Work out how many lines of the records contain "price". Answer with the number and nothing else.
++++ Records supplied
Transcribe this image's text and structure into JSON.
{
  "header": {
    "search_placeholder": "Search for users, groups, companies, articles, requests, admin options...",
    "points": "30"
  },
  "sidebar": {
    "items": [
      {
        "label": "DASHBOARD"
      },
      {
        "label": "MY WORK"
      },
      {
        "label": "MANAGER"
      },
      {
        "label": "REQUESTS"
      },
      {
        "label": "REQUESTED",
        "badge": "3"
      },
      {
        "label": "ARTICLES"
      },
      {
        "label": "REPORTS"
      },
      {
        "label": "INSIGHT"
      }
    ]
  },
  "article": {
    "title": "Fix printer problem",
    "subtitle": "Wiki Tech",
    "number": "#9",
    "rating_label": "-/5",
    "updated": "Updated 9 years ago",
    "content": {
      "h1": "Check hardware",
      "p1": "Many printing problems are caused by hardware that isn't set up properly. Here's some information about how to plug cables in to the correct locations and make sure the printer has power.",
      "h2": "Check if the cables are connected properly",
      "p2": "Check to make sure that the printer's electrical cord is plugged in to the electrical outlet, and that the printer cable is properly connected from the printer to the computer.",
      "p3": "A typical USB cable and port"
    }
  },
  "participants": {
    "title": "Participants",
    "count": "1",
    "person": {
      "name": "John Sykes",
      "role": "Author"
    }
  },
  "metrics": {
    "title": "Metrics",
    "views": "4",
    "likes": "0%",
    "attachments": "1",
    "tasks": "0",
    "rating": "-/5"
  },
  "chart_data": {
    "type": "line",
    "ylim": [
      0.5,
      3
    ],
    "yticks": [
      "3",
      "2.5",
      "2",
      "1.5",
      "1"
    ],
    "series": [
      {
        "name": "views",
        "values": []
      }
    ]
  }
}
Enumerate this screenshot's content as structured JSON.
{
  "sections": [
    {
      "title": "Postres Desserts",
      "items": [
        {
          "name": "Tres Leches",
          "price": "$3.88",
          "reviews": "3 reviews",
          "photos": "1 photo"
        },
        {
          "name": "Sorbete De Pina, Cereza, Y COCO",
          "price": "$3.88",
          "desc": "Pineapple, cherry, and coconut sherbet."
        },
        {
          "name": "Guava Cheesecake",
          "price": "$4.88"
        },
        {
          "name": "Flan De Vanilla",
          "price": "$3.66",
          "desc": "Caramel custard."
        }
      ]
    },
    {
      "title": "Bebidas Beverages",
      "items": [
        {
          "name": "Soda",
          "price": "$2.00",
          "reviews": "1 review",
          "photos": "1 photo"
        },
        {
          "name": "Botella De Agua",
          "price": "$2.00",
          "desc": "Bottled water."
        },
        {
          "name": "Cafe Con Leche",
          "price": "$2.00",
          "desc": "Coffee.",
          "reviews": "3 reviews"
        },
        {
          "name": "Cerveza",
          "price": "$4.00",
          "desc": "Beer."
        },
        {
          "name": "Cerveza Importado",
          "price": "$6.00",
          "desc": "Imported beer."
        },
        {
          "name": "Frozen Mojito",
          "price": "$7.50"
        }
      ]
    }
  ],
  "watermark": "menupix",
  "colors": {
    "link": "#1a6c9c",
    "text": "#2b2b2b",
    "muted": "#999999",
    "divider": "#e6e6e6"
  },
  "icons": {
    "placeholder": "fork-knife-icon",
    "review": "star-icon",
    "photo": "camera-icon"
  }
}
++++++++
§ **Answer section**
10